Education and Human Sciences, College of (CEHS)


First Advisor

Ralph De Ayala

Date of this Version

Summer 7-2021


Alzarouni, A. (2021). Investigating the fit of the generalized graded unfolding model (GGUM) when calibrated to IRT generated data from dominance and ideal point models [Unpublished master's thesis]. University of Nebraska-Lincoln.


A THESIS Presented to the Faculty of The Graduate College at the University of Nebraska In Partial Fulfillment of the Requirements For the Degree of Master of Arts, Major: Educational Psychology, Under the Supervision of Professor Ralph De Ayala. Lincoln, Nebraska: July, 2021

Copyright © 2021 Abdulla Alzarouni
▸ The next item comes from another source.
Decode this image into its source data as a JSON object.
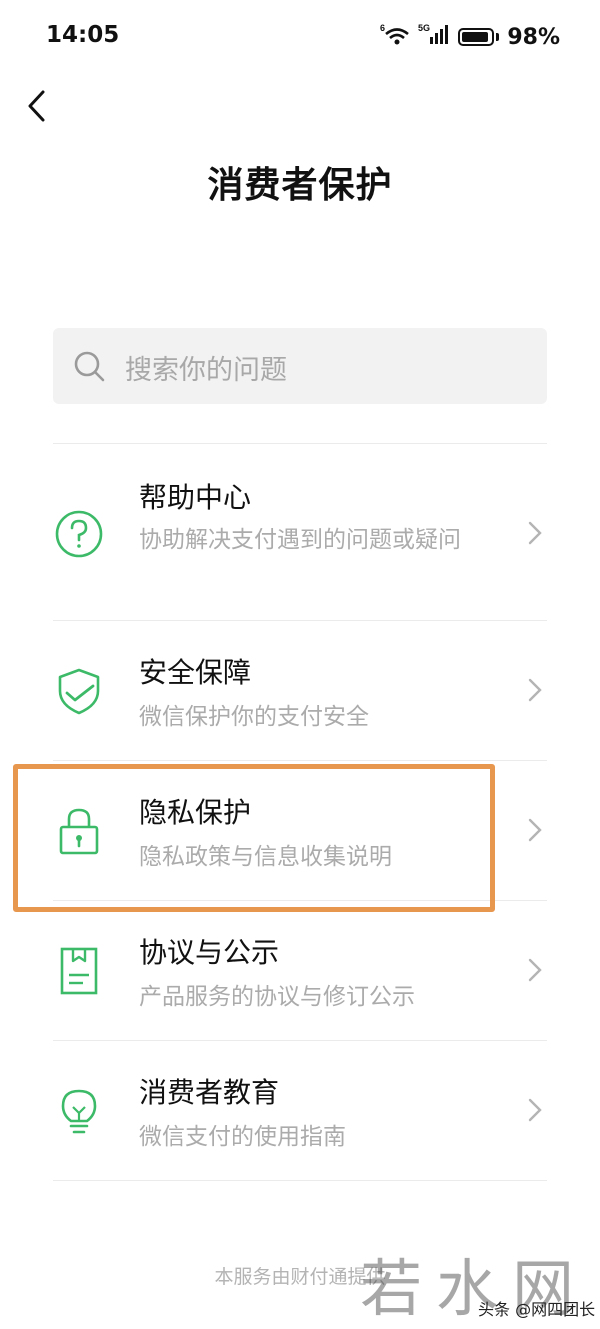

The assessment of model fit in latent trait modelling, better known as item response theory (IRT), is an integral part of model testing if one is to make valid inferences about the estimated parameters and their properties based on the selected IRT model. Though important, the assessment of model fit has been less utilized in IRT research than it should. For example, there have been less research investigating fit for polytomous dominance models such the Graded Response Model (GRM), and to a lesser extent ideal point models such as the Generalized Graded Unfolding Models (GGUM), both in its dichotomous and polytomous forms. For such reasons, examining fit for the GGUM is paramount and should be investigated thoroughly. The current study tests for different fit indices when calibrating the GGUM model to generated data from different IRT models. The tested outcomes consist of type I error and power rates across 100 replications for selected number of items and sample sizes with respect to different model fit indices utilized in previous IRT literature. Results from the simulation study show that relative fit indices performed well in identifying the correct dichotomous data model (i.e., GGUM) when the delta ranges are extended beyond the specified distribution ranges for the dominance models. Also, polytomous GGUM data were identified as the best fitting model in almost all the cases, irrespective of the number of items and sample size. On the other hand, the majority of absolute fit indices did not perform well in identifying fit/misfit.

Advisor: Ralph De Ayala